The Different Mortgage Types Explained
There are hundreds of different types of mortgage types/products available, here we have outlined the most common types.

Mortgage Product How it works Comments
Fixed Rate As the interest is fixed this means that your mortgage repayment is the same amount each month. Usually for a term of 2-5years. Easier to budget. If interests rates fall you risk paying a higher rate and vice versa.
Standard Variable Payments vary depending on the Lenders variable Rate, which is based on the Bank of Englands base rate. Difficult to budget each month as repayments may change. Lenders may not rush to pass on the reduction in interest rates.
Tracker Tracks the Bank of Englands Base Rate. Some Trackers match the Base Rate and others may be 1% higher or lower for example. Difficult to budget each month as repayments may change. As it is linked to the Bank of Englands Base Rate, your rate is affected accordingly.
Capped This is where a maximum limit is placed on the rate you pay. Sometimes there may also be a collar, this sets the lowest rate you will pay. Knowing your maximum payment makes it is easier to budget. If the Lenders Variable Rate goes below the ‘capped’ rate you get the benefits of reduced payments.
Discounted This is a discount off the Lenders Standard Variable Rate. Variable repayments may make budgeting difficult. You may see rate increases passed onto you quicker than the rate decreases.
Stepped rate One particular deal for a period of time, then another deal for a further period, and so on until the borrower will end up on the standard variable rate. This deal may be attractive to people who are setting up home for the first time and have lots of initial outgoings.
Current Account (CAM) Combines your mortgage, current account, savings account and even your personal loans and credit cards into one account. Effectively it is like having a massive overdraft. Allows you to make overpayments and underpayments and borrow back money, so is fully flexible. You may get a debit card and a chequebook to help you withdraw money, up to a set limit. As the interest is charged daily, you can pay off your loan early. Your salary is paid into this account and should you not spend all your income at the end of the month, that amount is taken off what you owe on your mortgage.
Offset A similar product to the CAM, your accounts remain separate but work together. Your mortgage is reduced by the funds in your savings accounts and your current accounts. All your other debts, such as your credit cards or your personal loans are also linked into the nest of products, and this allows you to repay all of your debts at the mortgage rate, which is likely to be a lot lower than the standard rate on those borrowings If you do choose to combine all your debts you MUST be aware, you are turning short-term debts into long-term debts and this could cost you more in the long run.

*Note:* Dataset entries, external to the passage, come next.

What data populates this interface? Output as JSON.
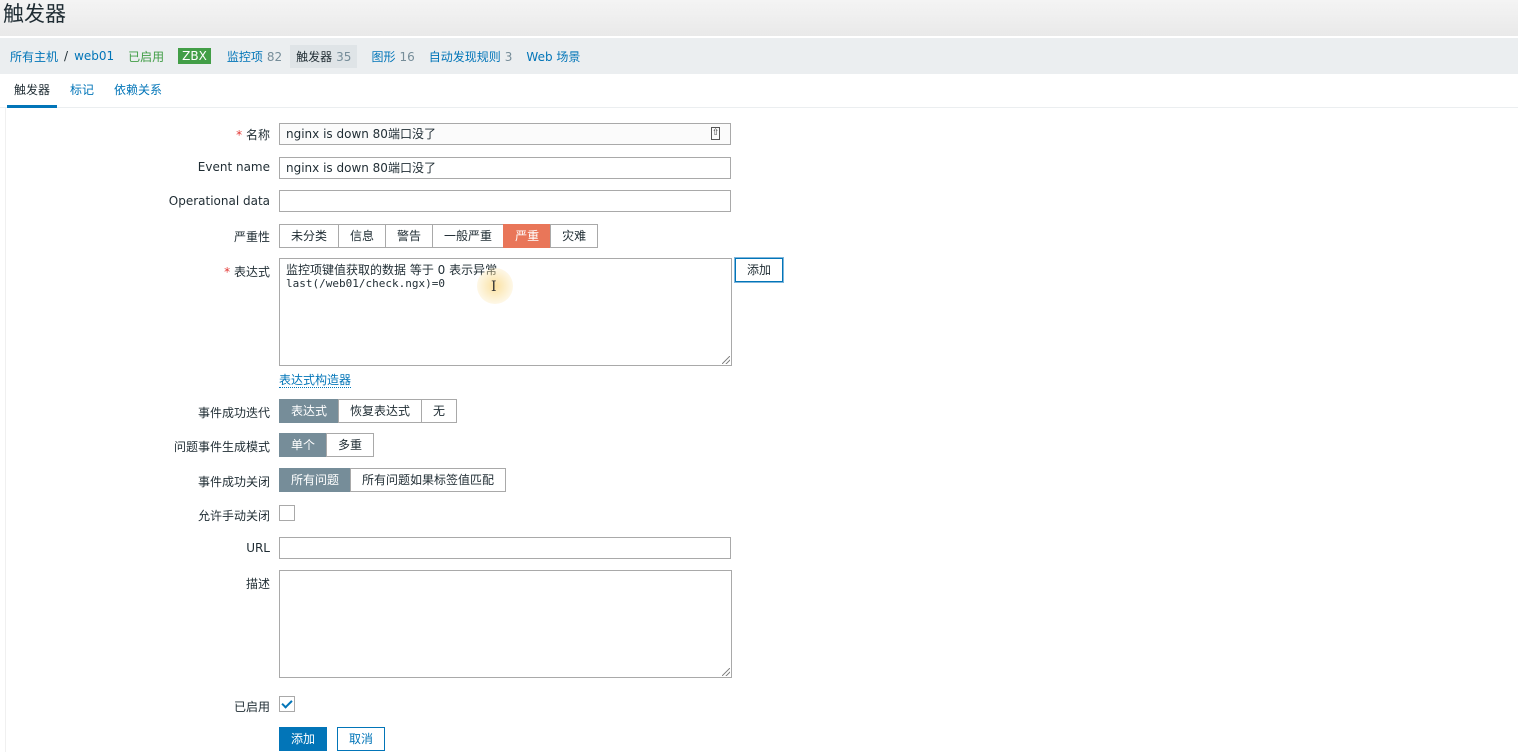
{
  "page": {
    "title": "触发器"
  },
  "breadcrumb": {
    "all_hosts": "所有主机",
    "separator": "/",
    "host": "web01",
    "status": "已启用",
    "zbx_badge": "ZBX",
    "items_label": "监控项",
    "items_count": "82",
    "triggers_label": "触发器",
    "triggers_count": "35",
    "graphs_label": "图形",
    "graphs_count": "16",
    "discovery_label": "自动发现规则",
    "discovery_count": "3",
    "web_label": "Web 场景"
  },
  "tabs": {
    "trigger": "触发器",
    "tags": "标记",
    "dependencies": "依赖关系"
  },
  "form": {
    "name_label": "名称",
    "name_value": "nginx is down 80端口没了",
    "event_name_label": "Event name",
    "event_name_value": "nginx is down 80端口没了",
    "opdata_label": "Operational data",
    "opdata_value": "",
    "severity_label": "严重性",
    "severity_options": [
      "未分类",
      "信息",
      "警告",
      "一般严重",
      "严重",
      "灾难"
    ],
    "severity_selected": "严重",
    "expression_label": "表达式",
    "expression_comment": "监控项键值获取的数据 等于 0 表示异常",
    "expression_code": "last(/web01/check.ngx)=0",
    "expression_add": "添加",
    "expression_builder": "表达式构造器",
    "ok_event_label": "事件成功迭代",
    "ok_event_options": [
      "表达式",
      "恢复表达式",
      "无"
    ],
    "ok_event_selected": "表达式",
    "problem_mode_label": "问题事件生成模式",
    "problem_mode_options": [
      "单个",
      "多重"
    ],
    "problem_mode_selected": "单个",
    "ok_close_label": "事件成功关闭",
    "ok_close_options": [
      "所有问题",
      "所有问题如果标签值匹配"
    ],
    "ok_close_selected": "所有问题",
    "manual_close_label": "允许手动关闭",
    "manual_close_checked": false,
    "url_label": "URL",
    "url_value": "",
    "description_label": "描述",
    "description_value": "",
    "enabled_label": "已启用",
    "enabled_checked": true,
    "submit": "添加",
    "cancel": "取消"
  },
  "colors": {
    "accent": "#0275b8",
    "severity_high": "#e97659",
    "segment_on": "#768d99",
    "enabled_green": "#429e47"
  }
}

All of these products may be subject to charges, such as administration or booking fees, charges for making over payments, underpayments or for an early termination (you may want to sell your house or want to change deals). The Key Facts document will show these fees, so it is important that you read and fully understand it. See your financial advisor for further information.

Download the Mortgage PDF Guide here - see our other free PDF guides here

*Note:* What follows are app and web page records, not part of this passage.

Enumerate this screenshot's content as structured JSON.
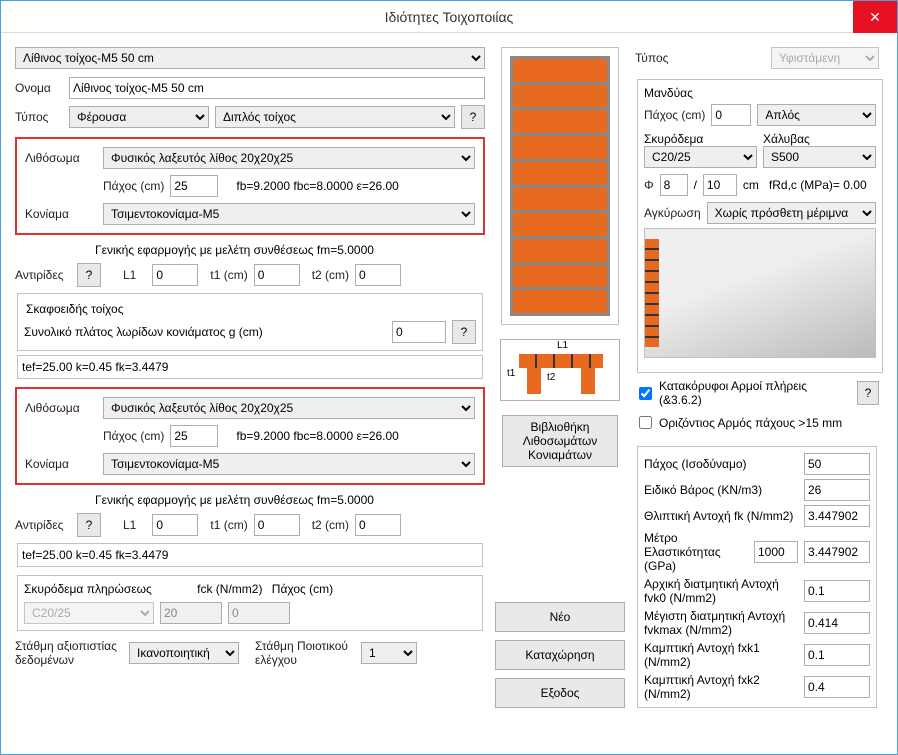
{
  "title": "Ιδιότητες Τοιχοποιίας",
  "top": {
    "preset": "Λίθινος τοίχος-M5 50 cm",
    "name_label": "Ονομα",
    "name_value": "Λίθινος τοίχος-M5 50 cm",
    "type_label": "Τύπος",
    "type_bearing": "Φέρουσα",
    "type_wall": "Διπλός τοίχος"
  },
  "section1": {
    "lithosoma_label": "Λιθόσωμα",
    "lithosoma_value": "Φυσικός λαξευτός λίθος 20χ20χ25",
    "thickness_label": "Πάχος (cm)",
    "thickness_value": "25",
    "fb_text": "fb=9.2000 fbc=8.0000 ε=26.00",
    "koniama_label": "Κονίαμα",
    "koniama_value": "Τσιμεντοκονίαμα-M5",
    "general_text": "Γενικής εφαρμογής με μελέτη συνθέσεως fm=5.0000",
    "antirides_label": "Αντιρίδες",
    "L1_label": "L1",
    "L1_value": "0",
    "t1_label": "t1 (cm)",
    "t1_value": "0",
    "t2_label": "t2 (cm)",
    "t2_value": "0",
    "skafo_title": "Σκαφοειδής τοίχος",
    "skafo_label": "Συνολικό πλάτος λωρίδων κονιάματος g (cm)",
    "skafo_value": "0",
    "tef_text": "tef=25.00 k=0.45 fk=3.4479"
  },
  "filling": {
    "label": "Σκυρόδεμα πληρώσεως",
    "concrete": "C20/25",
    "fck_label": "fck (N/mm2)",
    "fck_value": "20",
    "thickness_label": "Πάχος (cm)",
    "thickness_value": "0"
  },
  "bottom": {
    "reliability_label": "Στάθμη αξιοπιστίας δεδομένων",
    "reliability_value": "Ικανοποιητική",
    "quality_label": "Στάθμη Ποιοτικού ελέγχου",
    "quality_value": "1"
  },
  "mid": {
    "library_btn": "Βιβλιοθήκη Λιθοσωμάτων Κονιαμάτων",
    "new_btn": "Νέο",
    "save_btn": "Καταχώρηση",
    "exit_btn": "Εξοδος"
  },
  "right": {
    "type_label": "Τύπος",
    "type_value": "Υφιστάμενη",
    "jacket_label": "Μανδύας",
    "thickness_label": "Πάχος (cm)",
    "thickness_value": "0",
    "jacket_type": "Απλός",
    "concrete_label": "Σκυρόδεμα",
    "concrete_value": "C20/25",
    "steel_label": "Χάλυβας",
    "steel_value": "S500",
    "phi_label": "Φ",
    "phi_value": "8",
    "slash": "/",
    "spacing_value": "10",
    "cm_label": "cm",
    "frd_label": "fRd,c (MPa)=  0.00",
    "anchor_label": "Αγκύρωση",
    "anchor_value": "Χωρίς πρόσθετη μέριμνα",
    "chk1_label": "Κατακόρυφοι Αρμοί πλήρεις (&3.6.2)",
    "chk1_on": true,
    "chk2_label": "Οριζόντιος Αρμός πάχους >15 mm",
    "chk2_on": false,
    "vals": {
      "eq_thick_label": "Πάχος (Ισοδύναμο)",
      "eq_thick_value": "50",
      "weight_label": "Ειδικό Βάρος (KN/m3)",
      "weight_value": "26",
      "fk_label": "Θλιπτική Αντοχή fk (N/mm2)",
      "fk_value": "3.447902",
      "modulus_label": "Μέτρο Ελαστικότητας (GPa)",
      "modulus_value1": "1000",
      "modulus_value2": "3.447902",
      "fvk0_label": "Αρχική διατμητική Αντοχή fvk0 (N/mm2)",
      "fvk0_value": "0.1",
      "fvkmax_label": "Μέγιστη διατμητική Αντοχή fvkmax (N/mm2)",
      "fvkmax_value": "0.414",
      "fxk1_label": "Καμπτική Αντοχή  fxk1 (N/mm2)",
      "fxk1_value": "0.1",
      "fxk2_label": "Καμπτική Αντοχή  fxk2 (N/mm2)",
      "fxk2_value": "0.4"
    }
  }
}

Guide Contents

To Buy or to Rent
What is the process of getting a mortgage in England?
Getting mortgages in Scotland
The cost of buying a house
Mortgage
Different types of mortgages
Self Certified mortgage
Apply for a mortgage
Mortgage FAQ
Where to get more mortgage help

main menu   << previous page   next page >>